SIGMA is the brainchild of Arlan Andrews Sr., who noted that many of the writers have advanced degrees, have jobs with the government or have been hired to advise the government in the past.

“If you like the ideas these people have, and you’re from the government, feel free to come talk to them,” Andrews said.

I suppose the apple does not fall too far from the tree. Niven's family blood is tainted by generations of unconvicted felons-oil tycoons, including his great-grandfather who, when not buying White House cabinet members, and causing the Teapot Dome scandal, took to breaking unions and raking in millions off the backs of others. This is a group I would certainly be looking for advice from, in hell.

Welcome to my hall of shame, Larry. Right where you belong, next to the spouse-killers, idiot criminals, pathologically homophobic politicians, and fools of the day. It is well earned. Here is to hoping your fans and readers wake up and realize what you really are, and reenter a world you have never been forced to live in, reality.


Anonymous said...

OK, I loathe Niven as a human being, but I strongly, nay, emphatically disagree with your stance on science fiction. Not only do I feel it fails to addto your point to label sci-fi fans as "weak-minded and escapist", it in fact detracts from it by making you look like a raving curmudgeon.

Unless, of course, you are a raving curmudgeon, in which case, don't let me stop you.

TA said...

Well, call it curmudgeonly then. I live in reality. I do not mind reading the occasional piece of literature, but there are too many people in this society hooked to sci fi, like sports and video games, to the point that it consumes them. They know more about these useless avoidances than they do about the people running our government or the forces subsidizing their campaigns. Not that I can entirely judge. I used to be a sports fan.

Anonymous said...

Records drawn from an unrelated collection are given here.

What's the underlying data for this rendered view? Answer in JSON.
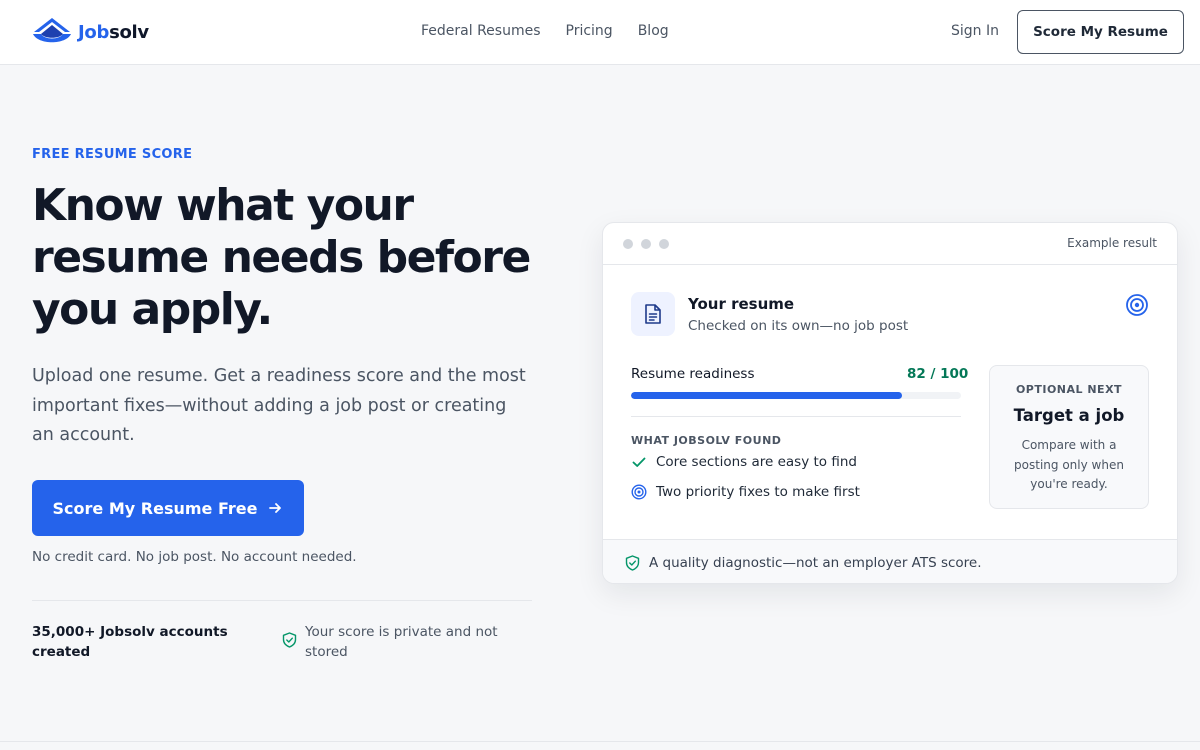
{
  "brand": {
    "name_part1": "Job",
    "name_part2": "solv",
    "logo_icon": "jobsolv-logo-icon",
    "accent_color": "#2563eb"
  },
  "nav": {
    "links": [
      "Federal Resumes",
      "Pricing",
      "Blog"
    ],
    "sign_in": "Sign In",
    "header_cta": "Score My Resume"
  },
  "hero": {
    "eyebrow": "FREE RESUME SCORE",
    "headline_lines": [
      "Know what your",
      "resume needs before",
      "you apply."
    ],
    "subtext": "Upload one resume. Get a readiness score and the most important fixes—without adding a job post or creating an account.",
    "cta": "Score My Resume Free",
    "cta_icon": "arrow-right-icon",
    "note": "No credit card. No job post. No account needed.",
    "stat": "35,000+ Jobsolv accounts created",
    "privacy_icon": "shield-check-icon",
    "privacy": "Your score is private and not stored"
  },
  "card": {
    "example_label": "Example result",
    "title": "Your resume",
    "subtitle": "Checked on its own—no job post",
    "doc_icon": "document-icon",
    "target_icon": "target-icon",
    "readiness_label": "Resume readiness",
    "score_text": "82 / 100",
    "score_value": 82,
    "score_max": 100,
    "found_label": "WHAT JOBSOLV FOUND",
    "findings": [
      {
        "icon": "check-icon",
        "text": "Core sections are easy to find"
      },
      {
        "icon": "target-icon",
        "text": "Two priority fixes to make first"
      }
    ],
    "side": {
      "eyebrow": "OPTIONAL NEXT",
      "title": "Target a job",
      "desc": "Compare with a posting only when you're ready."
    },
    "footer_icon": "shield-check-icon",
    "footer": "A quality diagnostic—not an employer ATS score.",
    "score_color": "#047857"
  }
}
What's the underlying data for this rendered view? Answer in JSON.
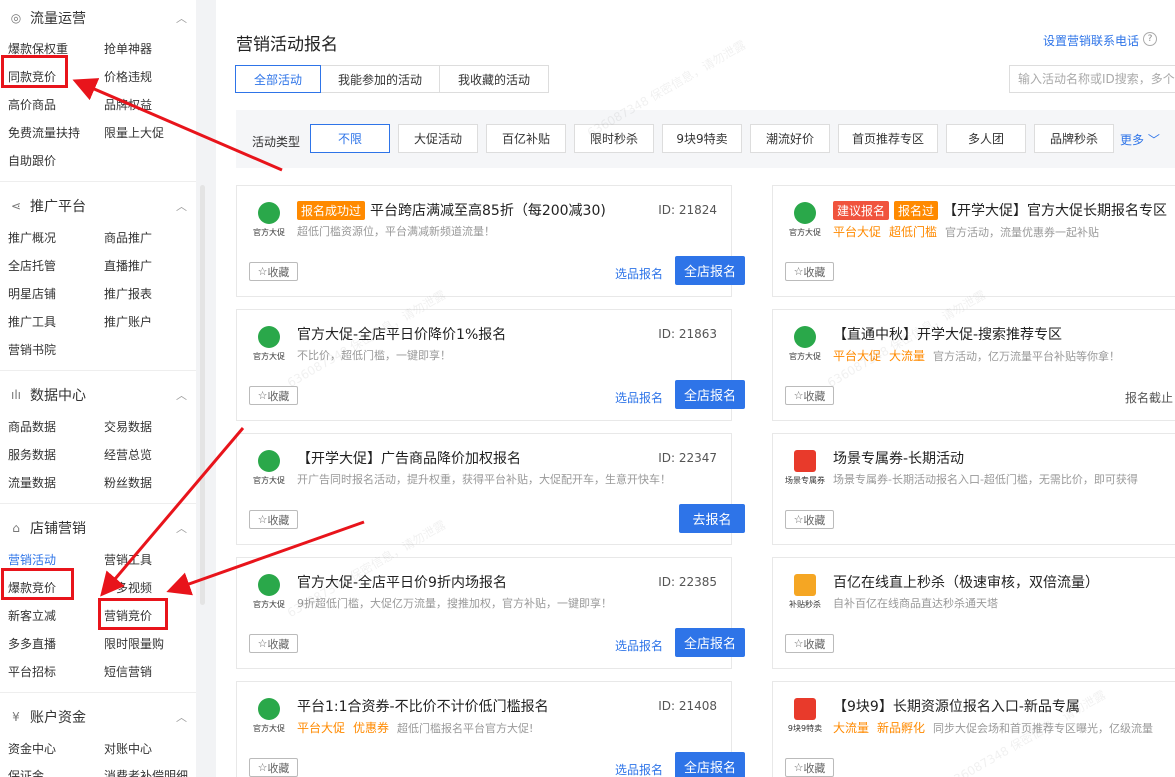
{
  "sidebar": {
    "sections": [
      {
        "title": "流量运营",
        "icon": "flow-icon",
        "items": [
          "爆款保权重",
          "抢单神器",
          "同款竞价",
          "价格违规",
          "高价商品",
          "品牌权益",
          "免费流量扶持",
          "限量上大促",
          "自助跟价"
        ]
      },
      {
        "title": "推广平台",
        "icon": "share-icon",
        "items": [
          "推广概况",
          "商品推广",
          "全店托管",
          "直播推广",
          "明星店铺",
          "推广报表",
          "推广工具",
          "推广账户",
          "营销书院"
        ]
      },
      {
        "title": "数据中心",
        "icon": "bar-chart-icon",
        "items": [
          "商品数据",
          "交易数据",
          "服务数据",
          "经营总览",
          "流量数据",
          "粉丝数据"
        ]
      },
      {
        "title": "店铺营销",
        "icon": "shop-icon",
        "items": [
          "营销活动",
          "营销工具",
          "爆款竞价",
          "多多视频",
          "新客立减",
          "营销竞价",
          "多多直播",
          "限时限量购",
          "平台招标",
          "短信营销"
        ]
      },
      {
        "title": "账户资金",
        "icon": "yen-icon",
        "items": [
          "资金中心",
          "对账中心",
          "保证金",
          "消费者补偿明细"
        ]
      }
    ]
  },
  "header": {
    "title": "营销活动报名",
    "phone_link": "设置营销联系电话",
    "help": "?"
  },
  "tabs": [
    "全部活动",
    "我能参加的活动",
    "我收藏的活动"
  ],
  "search": {
    "placeholder": "输入活动名称或ID搜索，多个"
  },
  "filter": {
    "label": "活动类型",
    "chips": [
      "不限",
      "大促活动",
      "百亿补贴",
      "限时秒杀",
      "9块9特卖",
      "潮流好价",
      "首页推荐专区",
      "多人团",
      "品牌秒杀"
    ],
    "more": "更多"
  },
  "cards_left": [
    {
      "logo": "官方大促",
      "badges": [
        "报名成功过"
      ],
      "title": "平台跨店满减至高85折（每200减30)",
      "id": "ID: 21824",
      "desc": "超低门槛资源位，平台满减新频道流量！",
      "tags": [],
      "fav": "收藏",
      "link": "选品报名",
      "button": "全店报名"
    },
    {
      "logo": "官方大促",
      "badges": [],
      "title": "官方大促-全店平日价降价1%报名",
      "id": "ID: 21863",
      "desc": "不比价，超低门槛，一键即享！",
      "tags": [],
      "fav": "收藏",
      "link": "选品报名",
      "button": "全店报名"
    },
    {
      "logo": "官方大促",
      "badges": [],
      "title": "【开学大促】广告商品降价加权报名",
      "id": "ID: 22347",
      "desc": "开广告同时报名活动，提升权重，获得平台补贴，大促配开车，生意开快车！",
      "tags": [],
      "fav": "收藏",
      "link": "",
      "button": "去报名"
    },
    {
      "logo": "官方大促",
      "badges": [],
      "title": "官方大促-全店平日价9折内场报名",
      "id": "ID: 22385",
      "desc": "9折超低门槛，大促亿万流量，搜推加权，官方补贴，一键即享！",
      "tags": [],
      "fav": "收藏",
      "link": "选品报名",
      "button": "全店报名"
    },
    {
      "logo": "官方大促",
      "badges": [],
      "title": "平台1:1合资券-不比价不计价低门槛报名",
      "id": "ID: 21408",
      "desc": "超低门槛报名平台官方大促!",
      "tags": [
        "平台大促",
        "优惠券"
      ],
      "fav": "收藏",
      "link": "选品报名",
      "button": "全店报名"
    }
  ],
  "cards_right": [
    {
      "logo": "官方大促",
      "badges": [
        "建议报名",
        "报名过"
      ],
      "title": "【开学大促】官方大促长期报名专区",
      "desc": "官方活动，流量优惠券一起补贴",
      "tags": [
        "平台大促",
        "超低门槛"
      ],
      "fav": "收藏",
      "deadline": ""
    },
    {
      "logo": "官方大促",
      "badges": [],
      "title": "【直通中秋】开学大促-搜索推荐专区",
      "desc": "官方活动，亿万流量平台补贴等你拿！",
      "tags": [
        "平台大促",
        "大流量"
      ],
      "fav": "收藏",
      "deadline": "报名截止"
    },
    {
      "logo": "场景专属券",
      "badges": [],
      "title": "场景专属券-长期活动",
      "desc": "场景专属券-长期活动报名入口-超低门槛，无需比价，即可获得",
      "tags": [],
      "fav": "收藏",
      "deadline": ""
    },
    {
      "logo": "补贴秒杀",
      "badges": [],
      "title": "百亿在线直上秒杀（极速审核，双倍流量）",
      "desc": "自补百亿在线商品直达秒杀通天塔",
      "tags": [],
      "fav": "收藏",
      "deadline": ""
    },
    {
      "logo": "9块9特卖",
      "badges": [],
      "title": "【9块9】长期资源位报名入口-新品专属",
      "desc": "同步大促会场和首页推荐专区曝光，亿级流量",
      "tags": [
        "大流量",
        "新品孵化"
      ],
      "fav": "收藏",
      "deadline": ""
    }
  ],
  "watermark": "636087348 保密信息，请勿泄露",
  "colors": {
    "accent": "#2e74e8",
    "orange": "#ff8a00",
    "red_badge": "#f0533d",
    "annotation": "#e8141b"
  }
}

I might well respond by saying that sci fi (good sci fi, at least) is not a useless avoidance. Like a lot of good literature, it can confront reality in its own way, or at the very least provide mental and emotional experiences that elevate the reader, thus allowing them to form an enriched understanding of whatever aspects of reality they do face. The same cannot be said of sports or (the vast majority of) video games.

Besides, we don't have the same governments, not that I'm not keenly interested in your government at the moment, like most people ;)

TA said...

Well, this is the crazy thing about realists. I choose to confront reality with reality, not by making things up. I suppose as a form entertainment, it is no worse than other activities, but I am to the point in my life I have no time for make believe. It is a dull life, to be sure, but I know more about the corruption of my actual government than the workings of the intergalactic Klingon-Romulan alliance. To each his/her own.

Chris mankey said...

nd a couple of escapist book"s that otherwise weak-minded people who cannot face reality enjoy reading."

I like fictional stories, therefore I can't "face reality" . Suck a dick! A real one!

TA said...

Reading fiction obsessively to the point that you know more about the klingon language than the number of Senators who want to disintegrate the First Amendment by allowing the POTUS to have the power to individually and electively shut down the internet and censor it of all political content, or using past pieces of fictional writing to score a very real conference committee so to suggest how best to kill sick Latinos, is hardly my idea of merely liking science fiction, but you're more than welcome to your kindly stated sentiments. And btw, grandes oral love to you too. said...

Please pass the crackpipe!! Chill out dude

TA said...

I'll think of that the next time a famous author advocates killing you and laughs about it.